Women in Science, Engineering and Technology
Let’s make a difference together!
“The Guardian reports that the number of female scientists in Britain is very low compared with the US and other countries. The UKRC, which supports the Athena SWAN Charter, finds that men are six times more likely than women to work in Science, Engineering and Technology (SET). To be a world-class university, we need to utilise the potential talent of our women and men, so that our SET areas can build on their strength.
But, there is evidence that the majority of women with qualifications in SET subjects do not work in SET areas. Our challenge is not only to encourage women into science but get them to stay. Unfriendly, long working hours can encroach into personal and family life, and the stereotype of ‘it’s a man’s world’ sometimes rings uncomfortably true.

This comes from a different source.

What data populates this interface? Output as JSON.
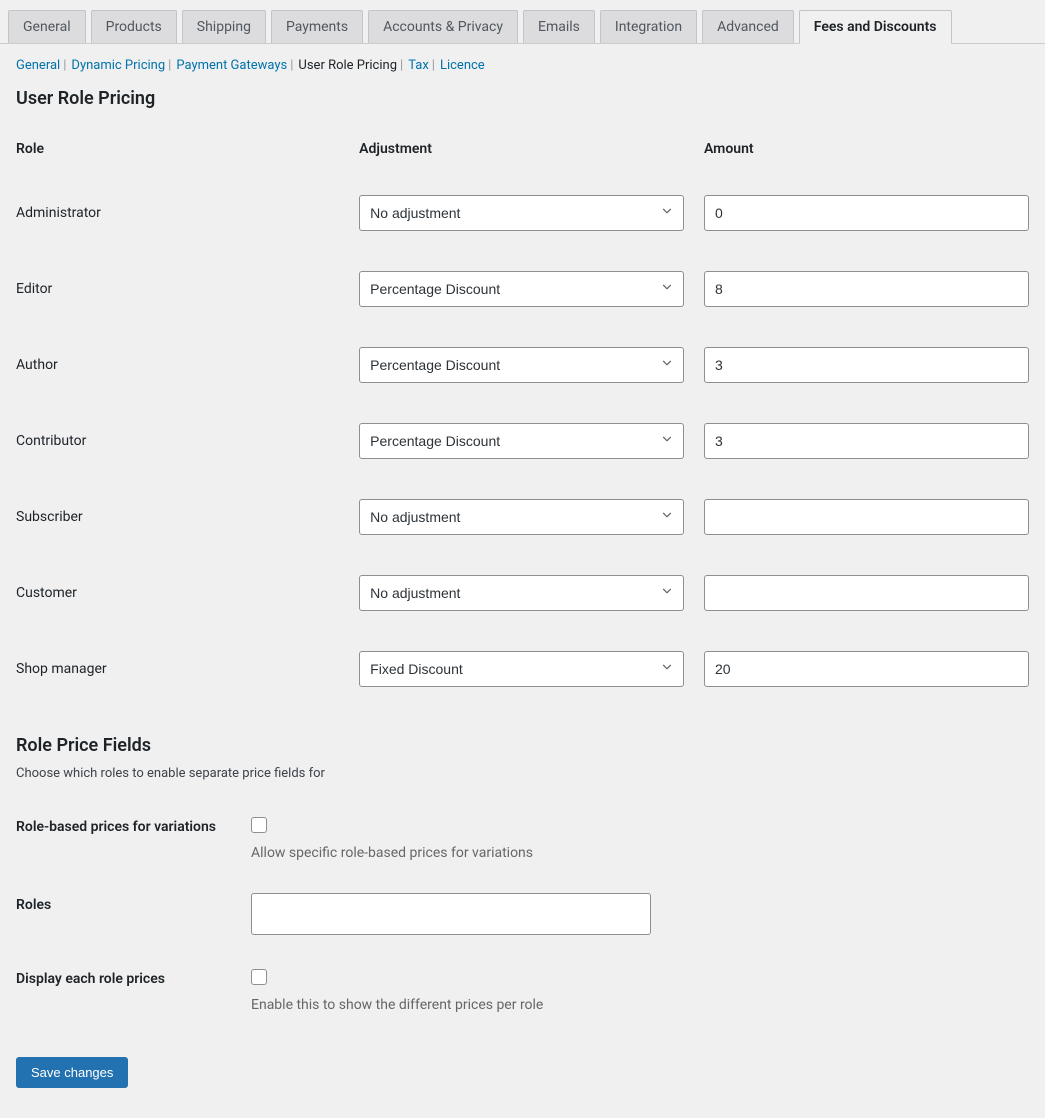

I readily support the Athena SWAN principles ‘to create a level playing field for all’, and here at Lincoln, I want to provide support for our women in science. Please take some time to look at the personal stories of our talented senior women in science and engineering. Let’s make a difference together”.
Be proud to be WiSE@Lincoln!
Science has been the foundation of extraordinary social change over the last two hundred years, igniting the fires of the industrial revolution, and introducing a worldview that values evidence and enquiry over received wisdom and convention.
The immense challenges that continue to face us, from food security through energy conservation to disease prevention and cure, are challenges that only science can address. We need the very brightest and best young citizens to seek fulfilling careers in Science, and to find inspiring role models in the scientific community.
I am thus delighted to introduce the University of Lincoln’s WiSE@Lincoln initiative, designed to promote and support the development of the profile of female scientists within the University.
Realising potential and ambition!
The College of Social Science Strategic Plan 2012-2016 clearly sets out our ambition to attract and retain ambitious and talented staff, provide opportunities for career progression, and plan for succession. We are working towards ensuring that staff have the opportunity and support to realise their potential, have access to continuous professional development, and receive meaningful appraisals and an opportunity to develop personal development plans. We are also working towards developing a scheme of identifying and training successors for all the key College roles. As part of this we are keen to find ways of supporting, encouraging and facilitating our women scientists to realise their potential and ambitions. In addition we are keen to make the most of the women’s talents in order to achieve the aspirations of the College. WiSE@Lincoln will provide an excellent framework for our discussions and plans.